It’s a solid movie full of the patented Tarantino dialog we’ve come to expect and there are extended scenes where it’s nothing but people just talking. But since it’s Tarantino putting the words in their mouths and the actors are so good at what they’re doing I don’t think you’re going to mind a bit. Kurt Russell, Rosario Dawson and Zoë Bell are the acting standouts in this one, especially Zoë Bell. She’s a real life stuntwoman who doubled for Lucy Lawless in “Xena” and for Uma Thurman in the “Kill Bill” movies and she’s totally charming here. And that’s really her sliding around on the hood of that Dodge Challenger as it’s roaring down the highway.

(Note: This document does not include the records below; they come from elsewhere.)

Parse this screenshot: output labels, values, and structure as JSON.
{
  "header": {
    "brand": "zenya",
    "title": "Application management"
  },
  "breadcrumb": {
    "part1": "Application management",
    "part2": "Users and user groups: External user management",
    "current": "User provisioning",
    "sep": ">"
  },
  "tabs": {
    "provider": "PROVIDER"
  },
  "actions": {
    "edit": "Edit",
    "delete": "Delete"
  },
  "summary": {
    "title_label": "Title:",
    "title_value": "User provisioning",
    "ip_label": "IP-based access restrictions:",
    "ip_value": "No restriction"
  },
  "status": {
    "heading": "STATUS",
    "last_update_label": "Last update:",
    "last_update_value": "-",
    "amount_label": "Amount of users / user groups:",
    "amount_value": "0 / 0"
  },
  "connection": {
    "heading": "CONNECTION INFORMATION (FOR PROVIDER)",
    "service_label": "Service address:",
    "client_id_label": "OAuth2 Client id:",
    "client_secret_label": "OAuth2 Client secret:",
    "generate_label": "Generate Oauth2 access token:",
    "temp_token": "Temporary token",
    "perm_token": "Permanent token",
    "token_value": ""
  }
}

Tarantino wanted to film a car chase without using CGI at all and it’s a really excellent car chase. I’m glad to see that some filmmakers still like doing some things Old School: Tarantino put real stuntmen inside of real cars and let them do what they do best. Vanessa Ferlito also does terrific work in this movie. She does a mean lap dance and while doing it all I could think of was that she looks like she could be Rosario Dawson’s younger, sluttier sister.
And like all of Tarantino’s movies, the soundtrack is killer. I don’t think there’s a director working today except for Martin Scorsese who uses music in his movies better than Tarantino. The music he uses in his movie isn’t just stuck in there just to fill dead air between dialog scenes. The songs uncannily fit the mood of a scene and get across exactly what emotion Tarantino wants to convey. And I always hear a couple of songs in his movies that I’ve never heard before from artists I assumed I was fairly familiar with. Such as The Coasters song he uses for the lap dance sequence. I’ve been listening to The Coasters since I was knee high to a knee as my father was a huge fan of theirs but I’ve never heard that song before I saw DEATH PROOF.
If I have any complaints with DEATH PROOF it’s this: despite Tarantino’s desire to make a grindhouse flick in the style of “Vanishing Point” and “Dirty Mary, Crazy Larry” (both of which are referenced several times by the characters) the movie is way too dialog heavy and far too polished to be considered a true grindhouse flick. In fact, I’ll go so far as to say that while “Planet Terror” is by far way more fun to watch, DEATH PROOF is technically the better movie and the one that will most likely stay with you for days afterwards. There’s just more meat on the bones of this one. But that ending is just too abrupt for me. But then again, “Vanishing Point” and “Dirty Mary, Crazy Larry” had similar out-of-left-field-what-the-hell endings and I was able to roll with them so I guess I can roll with this one.
So should you see DEATH PROOF? You bet your ass you should. It’s not one of Quentin Tarantino’s best movies but still, a minor flick from Q.T. is better than a lot of directors’ major works. The performances are excellent, that car chase is a doozy and the story is tightly suspenseful. By all means, Netflix and enjoy.